Many people go through this process casually before they take pills anyway––checking on PillReport or asking around about which ones are adulterated, which are safer, which are stronger and weaker. It’s not a perfect system, but it’s all that’s available. Making proper pharmacists and drug counsellors accessible would just make this system easier.
Of course, pill testing doesn’t provide red lights, either. Definitionally, voluntary pill testing is an opt-in service, and there will always be some festival attendees who don’t want to opt in. Nobody advocating for pill testing is saying that on-site testing could prevent all drug-related deaths. But there’s certainly proof that it can prevent some: at Australia’s first and only pill testing trial earlier this year, two lethal substances were found among the 85 samples tested. Without that pill testing booth, someone else might be dead. The two 20-somethings who died at Defqon might not have gotten their drugs tested on-site if they had the option, but if they did, maybe they would have left the festival unscathed. Maybe there would have been less hospital visits, too, and maybe a few less than 700 people would have needed to seek medical attention on-site.

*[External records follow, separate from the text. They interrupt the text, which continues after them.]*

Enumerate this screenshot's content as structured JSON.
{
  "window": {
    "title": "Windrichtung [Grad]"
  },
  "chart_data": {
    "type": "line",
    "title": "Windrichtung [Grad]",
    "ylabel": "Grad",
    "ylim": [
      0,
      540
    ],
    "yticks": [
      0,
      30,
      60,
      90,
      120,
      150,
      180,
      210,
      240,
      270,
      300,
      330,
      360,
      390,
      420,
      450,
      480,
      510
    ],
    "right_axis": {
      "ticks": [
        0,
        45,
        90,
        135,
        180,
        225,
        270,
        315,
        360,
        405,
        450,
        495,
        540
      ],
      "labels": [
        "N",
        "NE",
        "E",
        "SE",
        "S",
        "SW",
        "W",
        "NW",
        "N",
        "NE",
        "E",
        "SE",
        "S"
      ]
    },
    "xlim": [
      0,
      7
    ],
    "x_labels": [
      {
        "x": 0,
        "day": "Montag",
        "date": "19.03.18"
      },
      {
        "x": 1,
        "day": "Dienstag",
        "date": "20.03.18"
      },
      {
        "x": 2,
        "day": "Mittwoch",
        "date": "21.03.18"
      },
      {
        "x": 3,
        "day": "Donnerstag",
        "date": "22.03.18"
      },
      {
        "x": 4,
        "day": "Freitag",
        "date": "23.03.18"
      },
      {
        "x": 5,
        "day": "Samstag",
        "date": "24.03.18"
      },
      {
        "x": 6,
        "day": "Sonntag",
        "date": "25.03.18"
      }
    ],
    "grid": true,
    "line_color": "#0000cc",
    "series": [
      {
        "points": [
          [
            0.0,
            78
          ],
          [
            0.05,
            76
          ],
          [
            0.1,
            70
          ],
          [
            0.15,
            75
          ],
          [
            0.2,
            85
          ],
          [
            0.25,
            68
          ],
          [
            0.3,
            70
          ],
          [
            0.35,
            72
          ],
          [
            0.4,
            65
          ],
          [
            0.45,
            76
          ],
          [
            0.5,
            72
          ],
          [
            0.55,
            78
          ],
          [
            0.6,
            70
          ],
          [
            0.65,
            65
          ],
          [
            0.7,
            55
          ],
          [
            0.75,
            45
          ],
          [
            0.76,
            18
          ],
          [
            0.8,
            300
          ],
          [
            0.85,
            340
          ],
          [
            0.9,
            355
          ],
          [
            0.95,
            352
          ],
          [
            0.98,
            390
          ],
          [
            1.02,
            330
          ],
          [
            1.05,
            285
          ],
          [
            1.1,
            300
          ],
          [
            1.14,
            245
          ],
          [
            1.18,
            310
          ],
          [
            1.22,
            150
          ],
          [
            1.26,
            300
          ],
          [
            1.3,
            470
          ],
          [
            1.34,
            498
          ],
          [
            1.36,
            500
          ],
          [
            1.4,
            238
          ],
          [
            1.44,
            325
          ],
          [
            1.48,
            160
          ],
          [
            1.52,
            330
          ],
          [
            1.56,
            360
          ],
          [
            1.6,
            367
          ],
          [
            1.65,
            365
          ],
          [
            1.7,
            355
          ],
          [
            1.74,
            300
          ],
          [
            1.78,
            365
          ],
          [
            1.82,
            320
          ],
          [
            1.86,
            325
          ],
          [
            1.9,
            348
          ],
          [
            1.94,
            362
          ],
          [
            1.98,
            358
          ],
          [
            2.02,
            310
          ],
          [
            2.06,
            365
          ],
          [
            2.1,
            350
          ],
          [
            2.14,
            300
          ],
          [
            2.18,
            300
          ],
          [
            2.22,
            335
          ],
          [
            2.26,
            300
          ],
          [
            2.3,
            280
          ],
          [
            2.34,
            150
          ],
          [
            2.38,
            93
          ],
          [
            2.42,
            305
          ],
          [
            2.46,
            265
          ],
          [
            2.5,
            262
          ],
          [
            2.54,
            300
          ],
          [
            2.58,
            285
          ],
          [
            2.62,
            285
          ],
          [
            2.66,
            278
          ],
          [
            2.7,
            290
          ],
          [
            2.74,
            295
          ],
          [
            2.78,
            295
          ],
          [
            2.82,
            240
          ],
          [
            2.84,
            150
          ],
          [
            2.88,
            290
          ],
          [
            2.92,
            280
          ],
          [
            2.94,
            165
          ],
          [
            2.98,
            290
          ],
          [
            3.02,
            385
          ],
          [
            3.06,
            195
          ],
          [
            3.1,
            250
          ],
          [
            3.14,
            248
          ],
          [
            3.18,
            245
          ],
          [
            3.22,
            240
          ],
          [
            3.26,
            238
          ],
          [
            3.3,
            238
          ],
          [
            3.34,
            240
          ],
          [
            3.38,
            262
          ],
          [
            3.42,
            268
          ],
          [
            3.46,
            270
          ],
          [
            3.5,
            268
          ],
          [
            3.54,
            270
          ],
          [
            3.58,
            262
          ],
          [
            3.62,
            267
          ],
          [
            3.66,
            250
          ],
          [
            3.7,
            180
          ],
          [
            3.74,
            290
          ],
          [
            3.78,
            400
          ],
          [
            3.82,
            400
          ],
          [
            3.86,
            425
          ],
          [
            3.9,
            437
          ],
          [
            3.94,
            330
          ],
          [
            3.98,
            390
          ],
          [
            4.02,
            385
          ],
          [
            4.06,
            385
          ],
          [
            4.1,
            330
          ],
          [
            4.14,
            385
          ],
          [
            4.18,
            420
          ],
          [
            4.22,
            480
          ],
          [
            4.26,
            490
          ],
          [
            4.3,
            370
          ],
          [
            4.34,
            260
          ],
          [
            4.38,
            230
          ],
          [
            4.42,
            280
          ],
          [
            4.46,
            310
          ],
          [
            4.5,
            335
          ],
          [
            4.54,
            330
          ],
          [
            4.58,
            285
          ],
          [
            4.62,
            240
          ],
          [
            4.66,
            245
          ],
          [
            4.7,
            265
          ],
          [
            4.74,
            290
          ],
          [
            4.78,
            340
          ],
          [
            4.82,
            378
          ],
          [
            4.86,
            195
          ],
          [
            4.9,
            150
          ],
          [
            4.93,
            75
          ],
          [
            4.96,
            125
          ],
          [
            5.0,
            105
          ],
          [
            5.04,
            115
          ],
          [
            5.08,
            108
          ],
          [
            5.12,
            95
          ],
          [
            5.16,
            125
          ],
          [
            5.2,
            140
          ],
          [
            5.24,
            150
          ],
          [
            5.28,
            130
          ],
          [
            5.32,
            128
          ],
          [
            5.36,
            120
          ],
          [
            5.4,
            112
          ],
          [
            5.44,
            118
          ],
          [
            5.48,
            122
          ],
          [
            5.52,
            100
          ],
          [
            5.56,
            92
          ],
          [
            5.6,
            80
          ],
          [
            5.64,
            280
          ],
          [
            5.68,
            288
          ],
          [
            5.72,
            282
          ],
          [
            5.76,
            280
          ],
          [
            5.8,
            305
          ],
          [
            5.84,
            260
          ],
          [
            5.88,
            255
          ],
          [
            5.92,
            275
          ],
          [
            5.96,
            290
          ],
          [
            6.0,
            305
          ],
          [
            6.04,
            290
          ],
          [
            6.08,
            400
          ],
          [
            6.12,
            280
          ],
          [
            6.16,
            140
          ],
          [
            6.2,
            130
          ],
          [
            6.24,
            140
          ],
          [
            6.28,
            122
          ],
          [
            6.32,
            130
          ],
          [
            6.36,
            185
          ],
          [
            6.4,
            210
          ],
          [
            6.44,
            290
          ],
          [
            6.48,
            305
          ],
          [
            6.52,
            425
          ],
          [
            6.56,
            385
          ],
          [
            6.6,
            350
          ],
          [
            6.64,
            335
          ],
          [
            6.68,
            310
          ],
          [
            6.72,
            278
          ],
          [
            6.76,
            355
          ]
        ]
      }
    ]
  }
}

Unlike sniffer dogs, pill testing is actually effective; UK festival Boomtown has seen reductions in drug-related death and illness since it began allowing testing on site.
What Berejiklian and many others who are anti-testing don’t seem to understand––or, as it may be, don’t seem ready to admit––is that young people probably do understand that there’s no such thing as a “safe” drug. I know, anecdotally, that most people (that I know, at least) take illicit substances knowing the potential risks. The solution for politicians, then, is clear: to sanction pill testing, and help to minimise those risks. Or face the alternative: another 20-something body in the morgue that doesn’t have to be there.
Shaad D'Souza is Noisey's Australian editor. Follow him on Twitter.